### The problem
Print every line of the records below exactly as it reads.
┏━━
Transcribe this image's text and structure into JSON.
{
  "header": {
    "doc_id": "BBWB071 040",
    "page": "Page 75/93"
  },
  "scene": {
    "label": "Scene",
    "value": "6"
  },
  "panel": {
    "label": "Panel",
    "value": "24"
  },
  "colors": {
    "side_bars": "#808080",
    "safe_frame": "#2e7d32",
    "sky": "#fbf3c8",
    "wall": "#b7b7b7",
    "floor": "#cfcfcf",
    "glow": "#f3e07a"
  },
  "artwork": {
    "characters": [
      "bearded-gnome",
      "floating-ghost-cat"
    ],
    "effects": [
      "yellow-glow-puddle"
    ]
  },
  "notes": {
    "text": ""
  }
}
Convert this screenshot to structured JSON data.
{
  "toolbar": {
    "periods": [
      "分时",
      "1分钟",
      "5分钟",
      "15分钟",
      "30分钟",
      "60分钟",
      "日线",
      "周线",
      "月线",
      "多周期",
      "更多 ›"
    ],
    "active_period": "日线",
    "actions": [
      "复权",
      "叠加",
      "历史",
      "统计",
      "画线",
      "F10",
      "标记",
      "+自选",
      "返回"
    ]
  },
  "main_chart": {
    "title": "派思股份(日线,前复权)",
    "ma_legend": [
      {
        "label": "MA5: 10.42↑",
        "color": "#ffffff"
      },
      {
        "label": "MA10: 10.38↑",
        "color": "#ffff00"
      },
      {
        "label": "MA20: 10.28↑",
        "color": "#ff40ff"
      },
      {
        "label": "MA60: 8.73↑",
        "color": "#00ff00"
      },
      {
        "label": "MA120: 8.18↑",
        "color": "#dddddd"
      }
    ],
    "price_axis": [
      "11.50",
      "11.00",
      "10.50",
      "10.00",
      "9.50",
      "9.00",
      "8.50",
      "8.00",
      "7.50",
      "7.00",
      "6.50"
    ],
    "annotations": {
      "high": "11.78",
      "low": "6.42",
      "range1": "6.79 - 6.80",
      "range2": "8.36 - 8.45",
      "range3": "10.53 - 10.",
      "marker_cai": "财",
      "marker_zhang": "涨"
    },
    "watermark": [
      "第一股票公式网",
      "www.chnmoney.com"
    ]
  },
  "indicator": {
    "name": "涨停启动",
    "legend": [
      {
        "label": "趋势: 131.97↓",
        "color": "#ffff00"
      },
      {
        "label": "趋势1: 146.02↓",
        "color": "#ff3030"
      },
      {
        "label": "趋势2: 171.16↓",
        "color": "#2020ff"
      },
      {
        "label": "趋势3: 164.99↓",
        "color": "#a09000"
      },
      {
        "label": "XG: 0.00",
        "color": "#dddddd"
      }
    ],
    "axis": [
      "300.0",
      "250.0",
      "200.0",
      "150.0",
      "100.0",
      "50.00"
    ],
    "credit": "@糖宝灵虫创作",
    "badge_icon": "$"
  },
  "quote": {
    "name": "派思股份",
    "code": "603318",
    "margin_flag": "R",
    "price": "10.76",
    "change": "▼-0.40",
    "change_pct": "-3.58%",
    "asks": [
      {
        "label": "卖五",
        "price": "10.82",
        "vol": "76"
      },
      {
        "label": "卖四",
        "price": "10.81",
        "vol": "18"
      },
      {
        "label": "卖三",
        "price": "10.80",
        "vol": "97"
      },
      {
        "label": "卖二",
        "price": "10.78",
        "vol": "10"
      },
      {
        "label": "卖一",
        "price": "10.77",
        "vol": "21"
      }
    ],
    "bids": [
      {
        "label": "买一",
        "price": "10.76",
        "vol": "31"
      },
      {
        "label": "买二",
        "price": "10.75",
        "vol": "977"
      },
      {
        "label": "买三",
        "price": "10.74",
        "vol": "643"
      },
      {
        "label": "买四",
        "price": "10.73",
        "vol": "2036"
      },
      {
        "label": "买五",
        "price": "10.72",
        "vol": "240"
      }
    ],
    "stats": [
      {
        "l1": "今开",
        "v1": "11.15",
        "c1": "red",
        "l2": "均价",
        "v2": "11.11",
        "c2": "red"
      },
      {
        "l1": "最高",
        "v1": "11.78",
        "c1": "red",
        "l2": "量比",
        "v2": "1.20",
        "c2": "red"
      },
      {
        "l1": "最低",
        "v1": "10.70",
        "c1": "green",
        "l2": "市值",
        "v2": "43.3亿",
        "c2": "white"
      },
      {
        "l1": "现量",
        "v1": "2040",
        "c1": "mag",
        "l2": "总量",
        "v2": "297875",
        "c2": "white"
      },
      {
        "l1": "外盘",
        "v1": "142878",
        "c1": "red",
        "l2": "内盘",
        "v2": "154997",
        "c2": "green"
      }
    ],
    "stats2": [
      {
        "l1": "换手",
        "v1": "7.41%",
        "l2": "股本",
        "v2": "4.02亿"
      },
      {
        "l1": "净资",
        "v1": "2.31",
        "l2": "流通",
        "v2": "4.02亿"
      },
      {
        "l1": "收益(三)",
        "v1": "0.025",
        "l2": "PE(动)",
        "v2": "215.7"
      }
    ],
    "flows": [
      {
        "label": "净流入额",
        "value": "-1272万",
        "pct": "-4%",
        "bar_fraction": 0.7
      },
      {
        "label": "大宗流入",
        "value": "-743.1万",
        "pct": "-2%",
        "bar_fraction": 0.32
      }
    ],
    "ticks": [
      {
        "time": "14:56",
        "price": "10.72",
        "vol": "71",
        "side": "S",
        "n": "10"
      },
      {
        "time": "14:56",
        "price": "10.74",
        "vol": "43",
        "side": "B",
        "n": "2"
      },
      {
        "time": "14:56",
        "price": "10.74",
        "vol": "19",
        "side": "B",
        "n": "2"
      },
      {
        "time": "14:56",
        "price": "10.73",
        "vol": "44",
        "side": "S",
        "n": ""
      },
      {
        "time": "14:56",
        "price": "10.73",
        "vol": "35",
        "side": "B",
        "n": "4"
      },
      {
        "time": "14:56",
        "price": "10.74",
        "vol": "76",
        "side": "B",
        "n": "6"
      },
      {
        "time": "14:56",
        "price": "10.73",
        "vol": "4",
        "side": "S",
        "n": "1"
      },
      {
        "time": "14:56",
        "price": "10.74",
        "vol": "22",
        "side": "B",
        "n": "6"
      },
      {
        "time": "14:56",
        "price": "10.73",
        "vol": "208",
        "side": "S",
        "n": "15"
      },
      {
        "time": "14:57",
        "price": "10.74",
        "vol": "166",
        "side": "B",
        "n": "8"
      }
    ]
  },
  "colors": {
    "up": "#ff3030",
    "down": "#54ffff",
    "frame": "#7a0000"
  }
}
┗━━
### Answer to this problem
Transcribe this image's text and structure into JSON.
{
  "header": {
    "doc_id": "BBWB071 040",
    "page": "Page 75/93"
  },
  "scene": {
    "label": "Scene",
    "value": "6"
  },
  "panel": {
    "label": "Panel",
    "value": "24"
  },
  "colors": {
    "side_bars": "#808080",
    "safe_frame": "#2e7d32",
    "sky": "#fbf3c8",
    "wall": "#b7b7b7",
    "floor": "#cfcfcf",
    "glow": "#f3e07a"
  },
  "artwork": {
    "characters": [
      "bearded-gnome",
      "floating-ghost-cat"
    ],
    "effects": [
      "yellow-glow-puddle"
    ]
  },
  "notes": {
    "text": ""
  }
}
Convert this screenshot to structured JSON data.
{
  "toolbar": {
    "periods": [
      "分时",
      "1分钟",
      "5分钟",
      "15分钟",
      "30分钟",
      "60分钟",
      "日线",
      "周线",
      "月线",
      "多周期",
      "更多 ›"
    ],
    "active_period": "日线",
    "actions": [
      "复权",
      "叠加",
      "历史",
      "统计",
      "画线",
      "F10",
      "标记",
      "+自选",
      "返回"
    ]
  },
  "main_chart": {
    "title": "派思股份(日线,前复权)",
    "ma_legend": [
      {
        "label": "MA5: 10.42↑",
        "color": "#ffffff"
      },
      {
        "label": "MA10: 10.38↑",
        "color": "#ffff00"
      },
      {
        "label": "MA20: 10.28↑",
        "color": "#ff40ff"
      },
      {
        "label": "MA60: 8.73↑",
        "color": "#00ff00"
      },
      {
        "label": "MA120: 8.18↑",
        "color": "#dddddd"
      }
    ],
    "price_axis": [
      "11.50",
      "11.00",
      "10.50",
      "10.00",
      "9.50",
      "9.00",
      "8.50",
      "8.00",
      "7.50",
      "7.00",
      "6.50"
    ],
    "annotations": {
      "high": "11.78",
      "low": "6.42",
      "range1": "6.79 - 6.80",
      "range2": "8.36 - 8.45",
      "range3": "10.53 - 10.",
      "marker_cai": "财",
      "marker_zhang": "涨"
    },
    "watermark": [
      "第一股票公式网",
      "www.chnmoney.com"
    ]
  },
  "indicator": {
    "name": "涨停启动",
    "legend": [
      {
        "label": "趋势: 131.97↓",
        "color": "#ffff00"
      },
      {
        "label": "趋势1: 146.02↓",
        "color": "#ff3030"
      },
      {
        "label": "趋势2: 171.16↓",
        "color": "#2020ff"
      },
      {
        "label": "趋势3: 164.99↓",
        "color": "#a09000"
      },
      {
        "label": "XG: 0.00",
        "color": "#dddddd"
      }
    ],
    "axis": [
      "300.0",
      "250.0",
      "200.0",
      "150.0",
      "100.0",
      "50.00"
    ],
    "credit": "@糖宝灵虫创作",
    "badge_icon": "$"
  },
  "quote": {
    "name": "派思股份",
    "code": "603318",
    "margin_flag": "R",
    "price": "10.76",
    "change": "▼-0.40",
    "change_pct": "-3.58%",
    "asks": [
      {
        "label": "卖五",
        "price": "10.82",
        "vol": "76"
      },
      {
        "label": "卖四",
        "price": "10.81",
        "vol": "18"
      },
      {
        "label": "卖三",
        "price": "10.80",
        "vol": "97"
      },
      {
        "label": "卖二",
        "price": "10.78",
        "vol": "10"
      },
      {
        "label": "卖一",
        "price": "10.77",
        "vol": "21"
      }
    ],
    "bids": [
      {
        "label": "买一",
        "price": "10.76",
        "vol": "31"
      },
      {
        "label": "买二",
        "price": "10.75",
        "vol": "977"
      },
      {
        "label": "买三",
        "price": "10.74",
        "vol": "643"
      },
      {
        "label": "买四",
        "price": "10.73",
        "vol": "2036"
      },
      {
        "label": "买五",
        "price": "10.72",
        "vol": "240"
      }
    ],
    "stats": [
      {
        "l1": "今开",
        "v1": "11.15",
        "c1": "red",
        "l2": "均价",
        "v2": "11.11",
        "c2": "red"
      },
      {
        "l1": "最高",
        "v1": "11.78",
        "c1": "red",
        "l2": "量比",
        "v2": "1.20",
        "c2": "red"
      },
      {
        "l1": "最低",
        "v1": "10.70",
        "c1": "green",
        "l2": "市值",
        "v2": "43.3亿",
        "c2": "white"
      },
      {
        "l1": "现量",
        "v1": "2040",
        "c1": "mag",
        "l2": "总量",
        "v2": "297875",
        "c2": "white"
      },
      {
        "l1": "外盘",
        "v1": "142878",
        "c1": "red",
        "l2": "内盘",
        "v2": "154997",
        "c2": "green"
      }
    ],
    "stats2": [
      {
        "l1": "换手",
        "v1": "7.41%",
        "l2": "股本",
        "v2": "4.02亿"
      },
      {
        "l1": "净资",
        "v1": "2.31",
        "l2": "流通",
        "v2": "4.02亿"
      },
      {
        "l1": "收益(三)",
        "v1": "0.025",
        "l2": "PE(动)",
        "v2": "215.7"
      }
    ],
    "flows": [
      {
        "label": "净流入额",
        "value": "-1272万",
        "pct": "-4%",
        "bar_fraction": 0.7
      },
      {
        "label": "大宗流入",
        "value": "-743.1万",
        "pct": "-2%",
        "bar_fraction": 0.32
      }
    ],
    "ticks": [
      {
        "time": "14:56",
        "price": "10.72",
        "vol": "71",
        "side": "S",
        "n": "10"
      },
      {
        "time": "14:56",
        "price": "10.74",
        "vol": "43",
        "side": "B",
        "n": "2"
      },
      {
        "time": "14:56",
        "price": "10.74",
        "vol": "19",
        "side": "B",
        "n": "2"
      },
      {
        "time": "14:56",
        "price": "10.73",
        "vol": "44",
        "side": "S",
        "n": ""
      },
      {
        "time": "14:56",
        "price": "10.73",
        "vol": "35",
        "side": "B",
        "n": "4"
      },
      {
        "time": "14:56",
        "price": "10.74",
        "vol": "76",
        "side": "B",
        "n": "6"
      },
      {
        "time": "14:56",
        "price": "10.73",
        "vol": "4",
        "side": "S",
        "n": "1"
      },
      {
        "time": "14:56",
        "price": "10.74",
        "vol": "22",
        "side": "B",
        "n": "6"
      },
      {
        "time": "14:56",
        "price": "10.73",
        "vol": "208",
        "side": "S",
        "n": "15"
      },
      {
        "time": "14:57",
        "price": "10.74",
        "vol": "166",
        "side": "B",
        "n": "8"
      }
    ]
  },
  "colors": {
    "up": "#ff3030",
    "down": "#54ffff",
    "frame": "#7a0000"
  }
}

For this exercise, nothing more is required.